-- Requirement --
For the string "true", state how many lines of the data hold it. Give nothing besides the number.

Website and app data records:
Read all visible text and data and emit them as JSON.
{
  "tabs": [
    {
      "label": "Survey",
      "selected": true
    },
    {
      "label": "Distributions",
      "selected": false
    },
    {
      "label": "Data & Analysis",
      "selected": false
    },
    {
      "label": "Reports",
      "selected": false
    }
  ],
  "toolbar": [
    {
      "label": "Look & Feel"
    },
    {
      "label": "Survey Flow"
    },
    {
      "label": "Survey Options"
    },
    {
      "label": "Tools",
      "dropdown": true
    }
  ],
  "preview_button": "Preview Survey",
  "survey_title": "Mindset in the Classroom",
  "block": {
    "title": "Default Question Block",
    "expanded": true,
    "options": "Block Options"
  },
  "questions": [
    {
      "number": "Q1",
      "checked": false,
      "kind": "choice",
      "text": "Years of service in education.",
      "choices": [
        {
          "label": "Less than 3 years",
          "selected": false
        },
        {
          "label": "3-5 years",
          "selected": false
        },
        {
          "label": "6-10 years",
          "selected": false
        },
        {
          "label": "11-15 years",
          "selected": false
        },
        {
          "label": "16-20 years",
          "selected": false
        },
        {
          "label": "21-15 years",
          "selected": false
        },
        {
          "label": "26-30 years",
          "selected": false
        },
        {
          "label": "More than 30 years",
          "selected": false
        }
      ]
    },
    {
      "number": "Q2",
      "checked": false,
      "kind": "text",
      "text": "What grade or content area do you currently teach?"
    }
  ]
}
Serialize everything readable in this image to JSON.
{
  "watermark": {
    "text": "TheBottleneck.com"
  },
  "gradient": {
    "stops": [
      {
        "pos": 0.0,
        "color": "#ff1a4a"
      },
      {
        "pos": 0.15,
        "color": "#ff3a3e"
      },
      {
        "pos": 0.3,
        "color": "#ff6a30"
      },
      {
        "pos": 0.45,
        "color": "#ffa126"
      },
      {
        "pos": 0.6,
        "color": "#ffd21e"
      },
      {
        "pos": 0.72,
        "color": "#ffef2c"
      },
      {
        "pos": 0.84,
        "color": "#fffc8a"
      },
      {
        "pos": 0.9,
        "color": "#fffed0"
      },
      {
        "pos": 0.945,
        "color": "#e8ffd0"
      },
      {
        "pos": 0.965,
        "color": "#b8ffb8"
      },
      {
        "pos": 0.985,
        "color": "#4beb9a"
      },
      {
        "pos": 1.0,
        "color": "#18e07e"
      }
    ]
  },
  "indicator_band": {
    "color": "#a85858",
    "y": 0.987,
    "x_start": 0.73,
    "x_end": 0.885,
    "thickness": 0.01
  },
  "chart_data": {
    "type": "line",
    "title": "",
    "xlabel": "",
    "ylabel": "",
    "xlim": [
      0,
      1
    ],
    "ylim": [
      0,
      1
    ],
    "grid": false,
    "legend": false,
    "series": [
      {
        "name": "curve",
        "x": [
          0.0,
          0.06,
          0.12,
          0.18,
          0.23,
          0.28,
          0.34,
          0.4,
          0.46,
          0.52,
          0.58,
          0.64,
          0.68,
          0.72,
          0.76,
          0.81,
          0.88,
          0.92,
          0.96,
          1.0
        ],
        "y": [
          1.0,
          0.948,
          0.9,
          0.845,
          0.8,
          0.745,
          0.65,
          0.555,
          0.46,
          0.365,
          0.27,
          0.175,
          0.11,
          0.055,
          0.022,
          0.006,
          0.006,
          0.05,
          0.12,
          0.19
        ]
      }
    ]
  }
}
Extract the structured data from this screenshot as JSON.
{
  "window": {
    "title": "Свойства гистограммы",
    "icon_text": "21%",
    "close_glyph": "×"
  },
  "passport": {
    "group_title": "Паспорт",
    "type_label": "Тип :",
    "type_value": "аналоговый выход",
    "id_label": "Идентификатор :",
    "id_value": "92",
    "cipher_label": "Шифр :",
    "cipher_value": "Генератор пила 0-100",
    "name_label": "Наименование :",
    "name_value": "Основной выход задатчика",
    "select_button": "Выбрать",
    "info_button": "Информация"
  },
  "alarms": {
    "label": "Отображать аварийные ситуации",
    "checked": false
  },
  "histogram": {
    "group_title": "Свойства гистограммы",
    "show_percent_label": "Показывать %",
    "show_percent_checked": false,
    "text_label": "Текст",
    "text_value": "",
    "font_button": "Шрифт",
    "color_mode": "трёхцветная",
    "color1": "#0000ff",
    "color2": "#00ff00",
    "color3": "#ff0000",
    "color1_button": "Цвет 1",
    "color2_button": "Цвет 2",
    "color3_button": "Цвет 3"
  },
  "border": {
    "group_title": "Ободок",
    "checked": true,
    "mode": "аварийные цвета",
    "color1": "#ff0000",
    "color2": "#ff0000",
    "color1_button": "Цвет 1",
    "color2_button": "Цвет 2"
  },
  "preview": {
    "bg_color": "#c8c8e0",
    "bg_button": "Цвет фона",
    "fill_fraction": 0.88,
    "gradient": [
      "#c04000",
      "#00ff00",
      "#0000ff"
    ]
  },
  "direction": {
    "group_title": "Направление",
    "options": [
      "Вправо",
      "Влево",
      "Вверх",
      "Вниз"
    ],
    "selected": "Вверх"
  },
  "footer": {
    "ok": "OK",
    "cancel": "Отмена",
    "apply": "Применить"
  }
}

-- Result --
4